Statisticstimes.com. (2016). Economy of Gujarat – StatisticsTimes.com. [online]
Available at: http://statisticstimes.com/economy/economy-of-gujarat.php [Accessed 3 Sep. 2016].

Economist.com. (2016). The Gujarat model | The Economist. [online] Available at: http://www.economist.com/news/finance-and-economics/21638147-how-modinomics-
was-forged-one-indias-most-business-friendly-states [Accessed 3 Sep. 2016].

Cia.gov. (2016). The World Factbook — Central Intelligence Agency. [online] Available at: https://www.cia.gov/library/publications/the-worldfactbook/geos/in.html [Accessed 14 Sep. 2016].

The Economist. (2010). India’s surprising economic miracle. [online] Available at: http://www.economist.com/node/17147648 [Accessed 20 Sep. 2016].

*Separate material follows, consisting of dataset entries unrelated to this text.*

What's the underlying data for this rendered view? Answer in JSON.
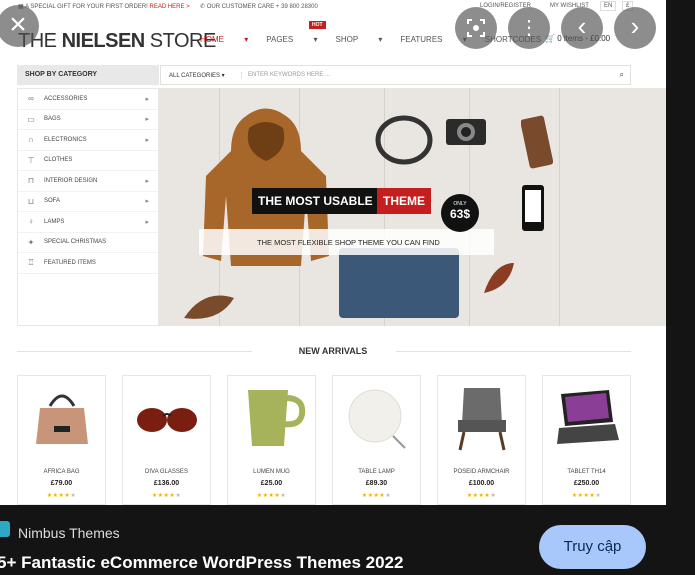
{
  "topbar": {
    "gift_text": "A SPECIAL GIFT FOR YOUR FIRST ORDER!",
    "gift_link": "READ HERE >",
    "care": "OUR CUSTOMER CARE + 39 800 28300",
    "login": "LOGIN/REGISTER",
    "wishlist": "MY WISHLIST",
    "lang1": "EN",
    "lang2": "£"
  },
  "header": {
    "logo_pre": "THE ",
    "logo_bold": "NIELSEN",
    "logo_post": " STORE",
    "nav": [
      "HOME",
      "PAGES",
      "SHOP",
      "FEATURES",
      "SHORTCODES"
    ],
    "hot_badge": "HOT",
    "cart": "0 items - £0.00"
  },
  "search": {
    "category_title": "SHOP BY CATEGORY",
    "all_categories": "ALL CATEGORIES",
    "placeholder": "ENTER KEYWORDS HERE ..."
  },
  "sidebar": {
    "items": [
      {
        "label": "ACCESSORIES",
        "icon": "glasses-icon",
        "arrow": true
      },
      {
        "label": "BAGS",
        "icon": "bag-icon",
        "arrow": true
      },
      {
        "label": "ELECTRONICS",
        "icon": "headphones-icon",
        "arrow": true
      },
      {
        "label": "CLOTHES",
        "icon": "shirt-icon",
        "arrow": false
      },
      {
        "label": "INTERIOR DESIGN",
        "icon": "interior-icon",
        "arrow": true
      },
      {
        "label": "SOFA",
        "icon": "sofa-icon",
        "arrow": true
      },
      {
        "label": "LAMPS",
        "icon": "lamp-icon",
        "arrow": true
      },
      {
        "label": "SPECIAL CHRISTMAS",
        "icon": "gift-icon",
        "arrow": false
      },
      {
        "label": "FEATURED ITEMS",
        "icon": "trophy-icon",
        "arrow": false
      }
    ]
  },
  "hero": {
    "title": "THE MOST USABLE",
    "title_accent": "THEME",
    "only": "ONLY",
    "price": "63$",
    "subtitle": "THE MOST FLEXIBLE SHOP THEME YOU CAN FIND"
  },
  "arrivals": {
    "title": "NEW ARRIVALS",
    "products": [
      {
        "name": "AFRICA BAG",
        "price": "£79.00",
        "stars": "★★★★",
        "empty": "★"
      },
      {
        "name": "DIVA GLASSES",
        "price": "£136.00",
        "stars": "★★★★",
        "empty": "★"
      },
      {
        "name": "LUMEN MUG",
        "price": "£25.00",
        "stars": "★★★★",
        "empty": "★"
      },
      {
        "name": "TABLE LAMP",
        "price": "£89.30",
        "stars": "★★★★",
        "empty": "★"
      },
      {
        "name": "POSEID ARMCHAIR",
        "price": "£100.00",
        "stars": "★★★★",
        "empty": "★"
      },
      {
        "name": "TABLET TH14",
        "price": "£250.00",
        "stars": "★★★★",
        "empty": "★"
      }
    ]
  },
  "viewer": {
    "source": "Nimbus Themes",
    "caption": "5+ Fantastic eCommerce WordPress Themes 2022",
    "visit": "Truy cập",
    "close_icon": "×",
    "more_icon": "⋮",
    "prev_icon": "‹",
    "next_icon": "›",
    "accent": "#a8c7fa"
  }
}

News.bbc.co.uk. (1998). BBC NEWS | World | South Asia | India: the economy. [online] Available at: http://news.bbc.co.uk/2/hi/south_asia/55427.stm [Accessed 20 Sep. 2016].

 

Prepared by H.P. Chamode Anjana